Tattoo artist Walter Meyerle got a 15-year-old Yardley girl pregnant and sexually assaulted a 13-year-old girl and her 8-year-old brother during sleepovers at his Bristol Borough home, according to accounts presented Wednesday in Bucks County Court.
Meyerle, 35, of Falls Township, had sex with the Yardley girl over a five-month period in 2002 and raped her after she ended the relationship, according to her account.
After the alleged rape, he told her “she’d have a surprise in nine months,” according to the account read by Assistant District Attorney Jennifer Schorn on the third day of Meyerle’s child sex-assault trial.
Meyerle is charged with about 200 sex crimes against 15 children ages 4 to 17. If convicted of the alleged assaults over 13 years, starting in 1998, he could face more than 150 years in prison.
In the case of the Yardley girl, she cried during the alleged rape, and Meyerle said her “tears were sexy” and “turned him on,” according to her account.
About eight weeks later, the girl suffered from morning sickness, missed school and told her mother, who gave her a pregnancy test. She had an abortion at the Women’s Center in Philadelphia, according to the account.
The girl could not say whether she became pregnant as a result of the alleged rape or from intercourse she had with Meyerle during their relationship, Schorn said. They had sex 15 to 20 times during the five months.
Then Meyerele “turned weird,” demanding the girl and her girlfriend have phone sex with him more than 10 times and threatening to kill them if they didn’t do it, she told police in the account. He also ordered her to have phone sex with her father, she said.

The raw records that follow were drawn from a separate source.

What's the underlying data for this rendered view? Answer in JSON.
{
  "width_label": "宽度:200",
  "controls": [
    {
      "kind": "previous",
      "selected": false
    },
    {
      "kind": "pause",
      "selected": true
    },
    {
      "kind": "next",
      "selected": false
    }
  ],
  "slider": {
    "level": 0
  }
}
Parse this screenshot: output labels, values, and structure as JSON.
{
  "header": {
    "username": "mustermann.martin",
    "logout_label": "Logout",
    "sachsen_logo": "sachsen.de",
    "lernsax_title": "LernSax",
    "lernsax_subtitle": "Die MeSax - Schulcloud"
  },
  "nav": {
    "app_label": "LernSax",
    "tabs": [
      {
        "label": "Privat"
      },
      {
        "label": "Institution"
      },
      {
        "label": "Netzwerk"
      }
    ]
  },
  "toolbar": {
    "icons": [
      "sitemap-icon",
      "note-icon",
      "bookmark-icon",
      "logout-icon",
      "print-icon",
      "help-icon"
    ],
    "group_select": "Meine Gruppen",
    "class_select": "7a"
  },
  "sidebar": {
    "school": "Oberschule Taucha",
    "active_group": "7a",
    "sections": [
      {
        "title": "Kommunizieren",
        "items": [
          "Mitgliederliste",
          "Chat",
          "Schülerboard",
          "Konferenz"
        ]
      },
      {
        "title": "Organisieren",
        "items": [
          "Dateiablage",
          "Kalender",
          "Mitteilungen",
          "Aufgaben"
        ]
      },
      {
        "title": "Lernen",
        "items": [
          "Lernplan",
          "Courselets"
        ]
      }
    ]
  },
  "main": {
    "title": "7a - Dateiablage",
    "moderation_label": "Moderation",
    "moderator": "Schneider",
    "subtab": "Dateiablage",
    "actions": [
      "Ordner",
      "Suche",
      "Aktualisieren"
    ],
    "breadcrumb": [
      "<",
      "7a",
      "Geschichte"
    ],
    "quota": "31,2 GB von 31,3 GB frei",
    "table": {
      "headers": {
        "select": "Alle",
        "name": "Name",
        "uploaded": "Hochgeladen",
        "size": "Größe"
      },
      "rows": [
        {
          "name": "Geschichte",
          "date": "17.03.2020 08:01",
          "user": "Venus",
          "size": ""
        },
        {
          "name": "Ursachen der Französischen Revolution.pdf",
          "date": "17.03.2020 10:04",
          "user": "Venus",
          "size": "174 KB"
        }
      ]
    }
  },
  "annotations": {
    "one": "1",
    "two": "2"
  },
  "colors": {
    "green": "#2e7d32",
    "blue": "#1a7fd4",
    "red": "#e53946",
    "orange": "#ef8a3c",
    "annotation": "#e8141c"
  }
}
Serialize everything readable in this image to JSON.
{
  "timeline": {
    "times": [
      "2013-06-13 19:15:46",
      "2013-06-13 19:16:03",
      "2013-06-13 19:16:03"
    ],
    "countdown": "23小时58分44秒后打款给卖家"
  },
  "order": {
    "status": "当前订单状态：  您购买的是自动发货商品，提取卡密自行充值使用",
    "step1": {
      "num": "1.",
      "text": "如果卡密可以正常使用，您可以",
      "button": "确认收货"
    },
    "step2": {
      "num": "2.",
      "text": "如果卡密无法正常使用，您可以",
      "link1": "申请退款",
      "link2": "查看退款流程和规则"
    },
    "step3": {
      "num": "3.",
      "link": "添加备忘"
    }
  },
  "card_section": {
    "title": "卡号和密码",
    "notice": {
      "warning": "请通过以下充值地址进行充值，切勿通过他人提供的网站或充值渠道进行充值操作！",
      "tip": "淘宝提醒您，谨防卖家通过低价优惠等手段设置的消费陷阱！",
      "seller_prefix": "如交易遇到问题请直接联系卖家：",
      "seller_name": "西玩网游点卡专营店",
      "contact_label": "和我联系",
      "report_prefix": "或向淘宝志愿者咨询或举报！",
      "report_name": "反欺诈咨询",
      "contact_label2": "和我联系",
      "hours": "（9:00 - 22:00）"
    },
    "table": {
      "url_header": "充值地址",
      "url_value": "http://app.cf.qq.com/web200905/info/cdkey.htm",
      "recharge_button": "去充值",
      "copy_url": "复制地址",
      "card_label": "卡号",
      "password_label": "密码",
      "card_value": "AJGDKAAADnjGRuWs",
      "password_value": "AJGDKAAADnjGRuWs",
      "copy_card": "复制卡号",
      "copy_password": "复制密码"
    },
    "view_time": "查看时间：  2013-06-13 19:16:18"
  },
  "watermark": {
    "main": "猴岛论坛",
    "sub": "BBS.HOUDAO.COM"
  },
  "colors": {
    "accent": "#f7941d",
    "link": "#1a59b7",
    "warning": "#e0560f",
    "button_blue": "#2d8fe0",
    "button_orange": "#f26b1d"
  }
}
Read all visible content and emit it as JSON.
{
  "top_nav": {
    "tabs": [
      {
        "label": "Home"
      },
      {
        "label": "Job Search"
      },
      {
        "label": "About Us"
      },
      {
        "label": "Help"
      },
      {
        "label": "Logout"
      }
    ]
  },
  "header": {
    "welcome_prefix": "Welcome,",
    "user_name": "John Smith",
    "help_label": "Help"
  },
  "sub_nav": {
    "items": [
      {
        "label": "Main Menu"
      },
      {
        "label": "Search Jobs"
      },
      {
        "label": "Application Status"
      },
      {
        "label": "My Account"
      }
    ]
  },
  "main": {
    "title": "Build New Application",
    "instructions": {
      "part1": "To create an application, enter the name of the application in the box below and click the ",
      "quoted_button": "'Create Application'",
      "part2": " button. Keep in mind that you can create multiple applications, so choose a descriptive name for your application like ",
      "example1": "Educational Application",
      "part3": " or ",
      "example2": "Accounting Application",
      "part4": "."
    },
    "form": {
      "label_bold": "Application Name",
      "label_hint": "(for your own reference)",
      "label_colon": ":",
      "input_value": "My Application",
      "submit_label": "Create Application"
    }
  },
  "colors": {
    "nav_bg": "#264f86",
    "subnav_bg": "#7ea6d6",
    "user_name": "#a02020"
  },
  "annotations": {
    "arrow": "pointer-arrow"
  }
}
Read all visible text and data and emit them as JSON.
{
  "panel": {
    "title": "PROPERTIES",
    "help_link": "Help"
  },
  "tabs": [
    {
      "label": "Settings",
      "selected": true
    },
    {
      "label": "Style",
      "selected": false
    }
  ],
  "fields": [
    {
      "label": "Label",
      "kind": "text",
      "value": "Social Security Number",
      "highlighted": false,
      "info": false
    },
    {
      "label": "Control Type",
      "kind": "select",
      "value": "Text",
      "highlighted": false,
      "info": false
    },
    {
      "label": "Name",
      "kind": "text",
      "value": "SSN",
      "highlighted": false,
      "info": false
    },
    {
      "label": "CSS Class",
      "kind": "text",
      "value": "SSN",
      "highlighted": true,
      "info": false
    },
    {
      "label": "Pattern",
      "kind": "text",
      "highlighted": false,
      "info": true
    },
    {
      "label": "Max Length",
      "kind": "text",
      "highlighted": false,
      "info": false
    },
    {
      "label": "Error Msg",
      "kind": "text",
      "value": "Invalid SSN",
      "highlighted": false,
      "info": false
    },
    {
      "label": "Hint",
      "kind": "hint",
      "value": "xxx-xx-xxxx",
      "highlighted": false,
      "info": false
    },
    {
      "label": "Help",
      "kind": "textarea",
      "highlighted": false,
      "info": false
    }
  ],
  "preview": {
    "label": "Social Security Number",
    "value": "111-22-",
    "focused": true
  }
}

She and the girlfriend pretended to have phone sex with Meyerle, and she was able to avoid involving he father, according to her account. When Meyerle threatened the girls, they would block their door with furniture to keep him out, she said.
Meyerle eventually stopped calling her, but they met at a party in Croydon, where he allegedly raped her.
In 2000, Meyerle started assaulting a 13-year-old Bristol Borough girl and her 8-year-old brother after their grandmother died, according to their accounts. The grandmother had been raising the girl and her three young brothers, and the children began hanging out at Meyerle’s house on Jefferson Avenue.
According to the accounts of the girl and the brother:
Meyerle would drive the boy around in his monster truck, and he had video games in his house — it was “everything a young boy could want.”
The children would sleep over, and Meyerle awakened the boy at least four times by sexually assaulting him. The boy pretended to sleep, and he didn’t tell anyone about the attacks for eight years.
After a few weeks, Meyerle invited only the girl to spend weekends. For 18 months, she spent most weekends at Meyerle’s house and was assaulted almost every time.
He would awaken her by whispering, “Your’re pretty” in her ear. The assaults started with fondling and sexual touching, with him telling her, “All girls do this.”
After a few weeks, the attacks turned to oral sex, and then to intercourse.
Meyerle threatened to hurt her brothers if she refused his advances, and said no one would believe her if she tried to report him.
She didn’t want to go to his house, but her parents told her “it was good to get out” and “she would have a good time.”
Her older brother told police that Meyerle talked to him about brothers and sisters having sex and tried to talk him into having sex with his sister, according to his account.
The brother refused, but Meyerle eventually convinced him that it was “OK.”
Meyerle is charged with rape, involuntary deviate sexual intercourse, unlawful contact with minors, aggravated indecent assault, sexual assault, and statutory sexual assault, all felonies. He also faces dozens of misdemeanor charges.
He waived his right to a jury trial, and his two court-appointed lawyers have stipulated that the prosecution’s accounts accurately represent the witnesses’ testimony, though not the factual accuracy of events. The defense retains the right to challenge the accounts during the trial and on appeal.
The alleged victims’ names were presented in court but are being withheld by The Inquirer.
Because a jury trial was waived, Judge Diane E. Gibbons reversed an earlier ruling and will consider charges that Meyerle allegedly plotted to break out of the county prison, where he has been held since March 17.
The prosecution is expected to wrap up its case Thursday.